- **Exercise**: In the records below, some lines contain the word "content". Copy each of them.

· · · · · · ·

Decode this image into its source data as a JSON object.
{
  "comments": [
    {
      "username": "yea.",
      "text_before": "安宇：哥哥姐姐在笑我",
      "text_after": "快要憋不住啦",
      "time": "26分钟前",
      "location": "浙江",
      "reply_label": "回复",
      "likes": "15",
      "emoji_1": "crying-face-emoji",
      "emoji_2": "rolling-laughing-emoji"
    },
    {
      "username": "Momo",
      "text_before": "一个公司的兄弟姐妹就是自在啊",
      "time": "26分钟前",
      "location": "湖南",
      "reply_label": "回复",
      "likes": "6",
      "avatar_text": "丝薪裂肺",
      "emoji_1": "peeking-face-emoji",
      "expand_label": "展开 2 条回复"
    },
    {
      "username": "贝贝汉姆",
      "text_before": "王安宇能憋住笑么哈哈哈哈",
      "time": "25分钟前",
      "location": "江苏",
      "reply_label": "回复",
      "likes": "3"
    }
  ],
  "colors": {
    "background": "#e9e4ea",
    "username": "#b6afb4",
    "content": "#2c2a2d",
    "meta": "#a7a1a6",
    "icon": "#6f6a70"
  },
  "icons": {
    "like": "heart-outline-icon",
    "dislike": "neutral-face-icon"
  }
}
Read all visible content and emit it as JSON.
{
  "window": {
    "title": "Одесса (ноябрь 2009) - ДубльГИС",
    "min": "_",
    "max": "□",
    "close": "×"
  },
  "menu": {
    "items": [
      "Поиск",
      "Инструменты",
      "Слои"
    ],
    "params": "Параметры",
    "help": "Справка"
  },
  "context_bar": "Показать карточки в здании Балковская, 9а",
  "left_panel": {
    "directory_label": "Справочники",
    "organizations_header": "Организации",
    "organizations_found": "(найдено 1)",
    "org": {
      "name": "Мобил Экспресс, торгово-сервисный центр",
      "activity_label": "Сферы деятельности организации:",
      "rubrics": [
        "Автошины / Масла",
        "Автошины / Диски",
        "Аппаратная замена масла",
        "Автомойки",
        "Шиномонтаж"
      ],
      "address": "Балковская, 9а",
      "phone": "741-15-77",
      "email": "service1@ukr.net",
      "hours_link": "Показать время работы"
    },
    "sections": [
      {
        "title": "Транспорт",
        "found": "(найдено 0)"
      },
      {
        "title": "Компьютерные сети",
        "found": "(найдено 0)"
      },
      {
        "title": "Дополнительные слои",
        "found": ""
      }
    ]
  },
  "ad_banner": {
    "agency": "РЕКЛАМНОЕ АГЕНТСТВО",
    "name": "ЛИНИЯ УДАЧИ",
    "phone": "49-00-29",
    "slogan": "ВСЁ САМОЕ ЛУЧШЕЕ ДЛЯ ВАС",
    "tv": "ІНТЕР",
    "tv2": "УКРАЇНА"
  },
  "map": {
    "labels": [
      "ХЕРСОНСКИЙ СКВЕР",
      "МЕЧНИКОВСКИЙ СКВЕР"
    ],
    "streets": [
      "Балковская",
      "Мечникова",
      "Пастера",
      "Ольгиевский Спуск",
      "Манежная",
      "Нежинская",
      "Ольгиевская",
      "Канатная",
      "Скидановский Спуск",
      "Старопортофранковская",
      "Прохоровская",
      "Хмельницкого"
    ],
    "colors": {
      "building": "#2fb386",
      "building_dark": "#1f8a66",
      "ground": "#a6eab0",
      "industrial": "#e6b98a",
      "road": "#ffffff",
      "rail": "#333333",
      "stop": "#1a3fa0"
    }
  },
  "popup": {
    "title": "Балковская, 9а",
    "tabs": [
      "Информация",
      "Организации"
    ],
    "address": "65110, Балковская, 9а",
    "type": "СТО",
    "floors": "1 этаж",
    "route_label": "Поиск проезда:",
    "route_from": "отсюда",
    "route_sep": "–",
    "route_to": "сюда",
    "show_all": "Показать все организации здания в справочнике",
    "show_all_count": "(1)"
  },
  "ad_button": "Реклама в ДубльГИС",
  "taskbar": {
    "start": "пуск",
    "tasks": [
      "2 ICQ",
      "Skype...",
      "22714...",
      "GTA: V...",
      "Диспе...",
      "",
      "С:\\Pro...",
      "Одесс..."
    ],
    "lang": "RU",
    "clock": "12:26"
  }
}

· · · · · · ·

- **Task solution**:
    "content": "#2c2a2d",
Read all visible content and emit it as JSON.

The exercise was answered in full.